Human-wildlife conflict


Unasylva No. 249: Sustainable Wildlife Management 3 March 2017 This new edition of Unasylva was written in collaboration with several members of the CPW and provides insights into community-based management approaches to wildlife protection; successful management practices to alleviate human – wildlife conflicts; trophy hunting and its outcomes for wildlife conservation; and indigenous people and local communities’ views on wildlife use. The publication also argues that the urgent challenges that we all face in maintaining biodiversity worldwide requires that indigenous peoples and local communities are empowered to act at the national and local levels and that assistance from the international community can contribute to achieving this. [more]
New fact sheet on the Gender dimensions in Sustainable Wildlife Management 14 December 2016 Despite having a major influence on the sustainability of wildlife conservation and management, gender is an issue that is often overlooked or inadequately addressed, leading to compromised outcomes and greater inequalities. A new factsheet released at COP13 Cancun sheds light on gender's key role in successful wildlife planning and interventions and on the benefits that can accrue for all community members. [more]

According to the 2003 IUCN World Parks Congress, human-wildlife conflict occurs when wildlife requirements encroach on those of human populations, with costs both to residents and wild animals (IUCN, 2005). Human-wildlife conflict has existed for as long as humans and wild animals have shared the same landscapes and resources. Human-wildlife conflict does not occur only in Africa. Nowadays human-wildlife conflict exists in one form or another all over the world. Conflict between humans and crocodiles, for example, has been reported from 33 countries spanning the tropics and subtropics, and the problem probably exists in many more. While all continents and countries, whether developed or not, are affected by human-wildlife conflict, agropastoralists in developing countries are altogether more vulnerable than the people of developed nations. 

Together with CIRAD, WWF, CAMPFIRE and other partners, FAO has produced a human-wildlife conflict toolkit. Currently being tested in southern Africa, the toolkit provides effective measures to help resolve, prevent and mitigate the growing problem of conflict between humans and wild animals. It is designed not only to help protect people, their livestock and crops from animals but, just as important, to safeguard animals from people. It includes policies, strategies and practical tips to make increasingly close cohabitation safer for everyone. As a general strategy, the toolkit emphasizes conflict prevention through advance land-use planning.
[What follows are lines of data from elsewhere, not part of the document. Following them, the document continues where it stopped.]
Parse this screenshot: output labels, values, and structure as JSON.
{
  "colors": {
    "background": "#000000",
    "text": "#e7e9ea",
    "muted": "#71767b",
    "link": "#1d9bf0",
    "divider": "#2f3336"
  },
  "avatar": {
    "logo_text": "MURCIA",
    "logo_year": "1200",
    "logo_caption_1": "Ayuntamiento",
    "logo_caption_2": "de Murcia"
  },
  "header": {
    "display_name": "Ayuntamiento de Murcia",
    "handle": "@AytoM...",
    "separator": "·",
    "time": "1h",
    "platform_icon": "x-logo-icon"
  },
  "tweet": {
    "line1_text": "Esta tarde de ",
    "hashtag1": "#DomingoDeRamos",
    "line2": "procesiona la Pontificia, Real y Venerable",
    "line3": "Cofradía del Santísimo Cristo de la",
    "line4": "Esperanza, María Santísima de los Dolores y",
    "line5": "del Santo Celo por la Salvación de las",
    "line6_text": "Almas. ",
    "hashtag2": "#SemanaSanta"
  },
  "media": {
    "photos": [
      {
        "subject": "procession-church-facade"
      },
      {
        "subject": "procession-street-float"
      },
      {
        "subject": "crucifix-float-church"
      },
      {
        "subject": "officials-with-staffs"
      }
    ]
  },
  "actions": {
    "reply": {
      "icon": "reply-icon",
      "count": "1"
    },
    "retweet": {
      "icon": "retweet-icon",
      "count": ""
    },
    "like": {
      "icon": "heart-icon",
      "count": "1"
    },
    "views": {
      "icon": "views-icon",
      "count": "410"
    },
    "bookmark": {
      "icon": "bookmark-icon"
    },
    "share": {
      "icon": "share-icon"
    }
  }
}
Crops, for example, should be planted where they are less accessible to problem animals, with wildlife corridors allowing animals to move to and from water sources, and hard contact with riverine and hill-edge vegetation should be avoided as much as possible. 


last updated:  Friday, March 7, 2014